Ionizing radiation is a well-established carcinogen and is known to cause breakage of chromosomes, i.e. it is a clastogen. Although human studies of ionizing radiation and birth defects are limited, ionizing radiation has been shown to cause birth defects in animal studies. We hypothesize that in humans exposure to ionizing radiation immediately prior to conception may induce chromosomal abnormalities in the germ cells of one or both parents, resulting in birth defects. Further, maternal exposure to ionizing radiation in early pregnancy may result in the death of rapidly dividing cells in the developing embryo resulting in a birth defect. The pathways described above may contribute to the etiology of many different types of birth defects, especially multiple anomalies and chromosomal abnormalities.
The aims of this study are: 1) To assess the association between maternal exposure to ionizing radiation from x-ray procedures and birth defects 2) To assess the association between maternal exposure to occupational sources of ionizing radiation and birth defects and 3) To assess the association between paternal exposure to occupational sources of ionizing radiation and birth defects. The proposed study will be based on data from version 8.0 of the National Birth Defects Prevention Study (NBDPS). The study design is cost-effective, utilizing existing data collected by the National Birth Defects Prevention Study on over 22,000 pregnant women. This study will include data from maternal interviews on over 15,000 mothers of infants with over 30 different categories of birth defects and 7,173 control mothers. Maternal exposure to ionizing radiation from medical imaging studies performed in the three months before conception or during pregnancy will be measured based on maternal responses to a detailed telephone interview. Maternal and paternal occupational exposures to ionizing radiation will also be measured based on responses to detailed questions on maternal and paternal occupations from the same interview. In order to classify maternal and paternal exposures to occupational sources of ionizing radiation, we plan to use a job-exposure matrix (JEM) that is specific to occupational sources of exposure to ionizing radiation and has been developed by Mustafa Dosemeci at National Cancer Institute (NCI). In summary we propose to conduct one of the largest most statistically powerful population based studies of occupational and medical sources of ionizing radiation and birth defects.
This study will determine whether women who are exposed to radiation from x-rays, CAT scans and other types of medical imaging are at an increased risk of having infants with 30 different categories of birth defects.
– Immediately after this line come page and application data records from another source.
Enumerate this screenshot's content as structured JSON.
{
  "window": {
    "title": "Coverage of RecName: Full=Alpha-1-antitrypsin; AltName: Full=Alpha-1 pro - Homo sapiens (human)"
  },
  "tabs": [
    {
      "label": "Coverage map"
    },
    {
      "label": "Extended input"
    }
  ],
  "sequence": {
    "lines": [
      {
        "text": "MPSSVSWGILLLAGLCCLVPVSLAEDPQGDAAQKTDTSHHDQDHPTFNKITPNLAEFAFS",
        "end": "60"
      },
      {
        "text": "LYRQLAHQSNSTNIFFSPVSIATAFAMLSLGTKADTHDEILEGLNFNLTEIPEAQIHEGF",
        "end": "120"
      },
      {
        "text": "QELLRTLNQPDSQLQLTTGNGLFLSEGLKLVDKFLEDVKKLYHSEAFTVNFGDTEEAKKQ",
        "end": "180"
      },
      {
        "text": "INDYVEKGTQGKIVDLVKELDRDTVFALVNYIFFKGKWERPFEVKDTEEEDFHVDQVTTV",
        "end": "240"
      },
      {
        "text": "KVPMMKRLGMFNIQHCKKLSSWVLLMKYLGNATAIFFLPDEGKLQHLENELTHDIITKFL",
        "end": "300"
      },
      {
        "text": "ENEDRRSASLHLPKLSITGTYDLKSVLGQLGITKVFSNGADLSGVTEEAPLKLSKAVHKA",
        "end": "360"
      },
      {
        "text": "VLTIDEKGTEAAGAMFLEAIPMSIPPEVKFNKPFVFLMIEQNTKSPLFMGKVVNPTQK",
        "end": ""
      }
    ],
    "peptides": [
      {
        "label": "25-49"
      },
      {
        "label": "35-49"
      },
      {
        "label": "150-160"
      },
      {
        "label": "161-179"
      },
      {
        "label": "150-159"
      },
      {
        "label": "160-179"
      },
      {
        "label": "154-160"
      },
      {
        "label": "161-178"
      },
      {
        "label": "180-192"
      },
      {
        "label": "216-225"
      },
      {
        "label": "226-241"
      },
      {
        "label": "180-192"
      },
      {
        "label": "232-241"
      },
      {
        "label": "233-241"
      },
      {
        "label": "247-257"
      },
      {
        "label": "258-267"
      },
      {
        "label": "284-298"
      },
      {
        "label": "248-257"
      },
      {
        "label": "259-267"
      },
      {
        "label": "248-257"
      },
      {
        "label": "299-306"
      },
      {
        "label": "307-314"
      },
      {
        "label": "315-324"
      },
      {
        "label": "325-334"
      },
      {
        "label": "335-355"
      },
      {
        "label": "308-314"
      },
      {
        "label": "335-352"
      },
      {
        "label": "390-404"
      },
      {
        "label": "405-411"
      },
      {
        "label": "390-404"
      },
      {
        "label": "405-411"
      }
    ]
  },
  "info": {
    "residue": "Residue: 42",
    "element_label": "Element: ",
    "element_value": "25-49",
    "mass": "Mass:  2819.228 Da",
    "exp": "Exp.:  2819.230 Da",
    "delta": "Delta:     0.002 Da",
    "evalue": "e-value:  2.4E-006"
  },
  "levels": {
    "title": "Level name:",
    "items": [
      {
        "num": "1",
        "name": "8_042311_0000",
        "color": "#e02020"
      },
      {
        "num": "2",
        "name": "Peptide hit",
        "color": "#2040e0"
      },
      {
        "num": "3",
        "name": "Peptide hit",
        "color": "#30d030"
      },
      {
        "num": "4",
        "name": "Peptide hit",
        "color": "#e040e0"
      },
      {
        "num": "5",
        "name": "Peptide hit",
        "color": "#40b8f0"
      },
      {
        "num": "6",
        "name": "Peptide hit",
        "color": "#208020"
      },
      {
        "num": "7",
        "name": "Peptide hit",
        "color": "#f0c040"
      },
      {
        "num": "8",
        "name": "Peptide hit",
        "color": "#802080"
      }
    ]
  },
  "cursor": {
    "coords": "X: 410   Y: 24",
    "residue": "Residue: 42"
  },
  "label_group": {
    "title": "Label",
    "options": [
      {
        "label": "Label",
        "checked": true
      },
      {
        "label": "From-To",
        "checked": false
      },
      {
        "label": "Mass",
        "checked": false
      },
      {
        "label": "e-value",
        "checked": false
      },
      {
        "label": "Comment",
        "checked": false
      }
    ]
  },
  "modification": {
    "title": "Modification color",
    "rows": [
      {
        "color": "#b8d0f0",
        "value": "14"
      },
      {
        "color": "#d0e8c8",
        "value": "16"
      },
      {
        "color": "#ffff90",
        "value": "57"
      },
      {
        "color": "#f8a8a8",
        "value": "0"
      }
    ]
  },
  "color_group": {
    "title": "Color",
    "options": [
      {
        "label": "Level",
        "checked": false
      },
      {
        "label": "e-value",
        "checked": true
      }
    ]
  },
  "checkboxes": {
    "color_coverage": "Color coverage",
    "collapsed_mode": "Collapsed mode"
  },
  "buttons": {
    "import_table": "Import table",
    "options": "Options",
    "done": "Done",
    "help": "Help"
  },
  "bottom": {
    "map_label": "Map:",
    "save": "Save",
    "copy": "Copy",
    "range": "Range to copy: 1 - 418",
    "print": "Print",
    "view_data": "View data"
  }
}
It will also determine whether women and men who are exposed to radiation in their workplace have an increased risk of having infants with 30 different categories of birth defects.